-- Information given follows --

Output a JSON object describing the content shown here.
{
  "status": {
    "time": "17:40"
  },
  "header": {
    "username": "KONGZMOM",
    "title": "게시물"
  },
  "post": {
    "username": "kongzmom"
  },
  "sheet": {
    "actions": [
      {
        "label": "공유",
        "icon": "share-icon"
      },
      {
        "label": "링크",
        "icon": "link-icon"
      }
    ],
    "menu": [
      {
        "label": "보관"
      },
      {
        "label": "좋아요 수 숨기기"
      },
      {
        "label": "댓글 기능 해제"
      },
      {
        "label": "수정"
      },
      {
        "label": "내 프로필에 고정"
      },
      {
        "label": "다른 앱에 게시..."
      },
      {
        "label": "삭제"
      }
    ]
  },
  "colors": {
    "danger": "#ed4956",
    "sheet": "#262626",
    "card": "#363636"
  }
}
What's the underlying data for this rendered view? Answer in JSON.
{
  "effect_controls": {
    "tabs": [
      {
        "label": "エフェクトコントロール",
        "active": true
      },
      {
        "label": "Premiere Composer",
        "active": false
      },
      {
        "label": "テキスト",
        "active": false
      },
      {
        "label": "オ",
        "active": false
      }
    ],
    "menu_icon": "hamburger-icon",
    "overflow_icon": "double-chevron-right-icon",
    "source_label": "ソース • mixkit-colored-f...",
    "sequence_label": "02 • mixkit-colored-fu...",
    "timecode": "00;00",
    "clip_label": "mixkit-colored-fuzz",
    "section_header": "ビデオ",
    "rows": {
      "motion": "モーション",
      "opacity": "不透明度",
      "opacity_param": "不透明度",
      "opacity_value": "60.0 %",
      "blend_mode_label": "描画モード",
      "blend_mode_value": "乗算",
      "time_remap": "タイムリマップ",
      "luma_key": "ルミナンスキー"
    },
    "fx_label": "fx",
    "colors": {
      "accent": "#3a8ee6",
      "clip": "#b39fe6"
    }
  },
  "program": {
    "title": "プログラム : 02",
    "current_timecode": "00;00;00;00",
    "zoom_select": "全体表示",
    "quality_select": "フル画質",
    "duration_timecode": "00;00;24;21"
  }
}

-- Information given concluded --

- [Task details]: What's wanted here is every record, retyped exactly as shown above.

- [Solution for this problem]:
Output a JSON object describing the content shown here.
{
  "status": {
    "time": "17:40"
  },
  "header": {
    "username": "KONGZMOM",
    "title": "게시물"
  },
  "post": {
    "username": "kongzmom"
  },
  "sheet": {
    "actions": [
      {
        "label": "공유",
        "icon": "share-icon"
      },
      {
        "label": "링크",
        "icon": "link-icon"
      }
    ],
    "menu": [
      {
        "label": "보관"
      },
      {
        "label": "좋아요 수 숨기기"
      },
      {
        "label": "댓글 기능 해제"
      },
      {
        "label": "수정"
      },
      {
        "label": "내 프로필에 고정"
      },
      {
        "label": "다른 앱에 게시..."
      },
      {
        "label": "삭제"
      }
    ]
  },
  "colors": {
    "danger": "#ed4956",
    "sheet": "#262626",
    "card": "#363636"
  }
}
What's the underlying data for this rendered view? Answer in JSON.
{
  "effect_controls": {
    "tabs": [
      {
        "label": "エフェクトコントロール",
        "active": true
      },
      {
        "label": "Premiere Composer",
        "active": false
      },
      {
        "label": "テキスト",
        "active": false
      },
      {
        "label": "オ",
        "active": false
      }
    ],
    "menu_icon": "hamburger-icon",
    "overflow_icon": "double-chevron-right-icon",
    "source_label": "ソース • mixkit-colored-f...",
    "sequence_label": "02 • mixkit-colored-fu...",
    "timecode": "00;00",
    "clip_label": "mixkit-colored-fuzz",
    "section_header": "ビデオ",
    "rows": {
      "motion": "モーション",
      "opacity": "不透明度",
      "opacity_param": "不透明度",
      "opacity_value": "60.0 %",
      "blend_mode_label": "描画モード",
      "blend_mode_value": "乗算",
      "time_remap": "タイムリマップ",
      "luma_key": "ルミナンスキー"
    },
    "fx_label": "fx",
    "colors": {
      "accent": "#3a8ee6",
      "clip": "#b39fe6"
    }
  },
  "program": {
    "title": "プログラム : 02",
    "current_timecode": "00;00;00;00",
    "zoom_select": "全体表示",
    "quality_select": "フル画質",
    "duration_timecode": "00;00;24;21"
  }
}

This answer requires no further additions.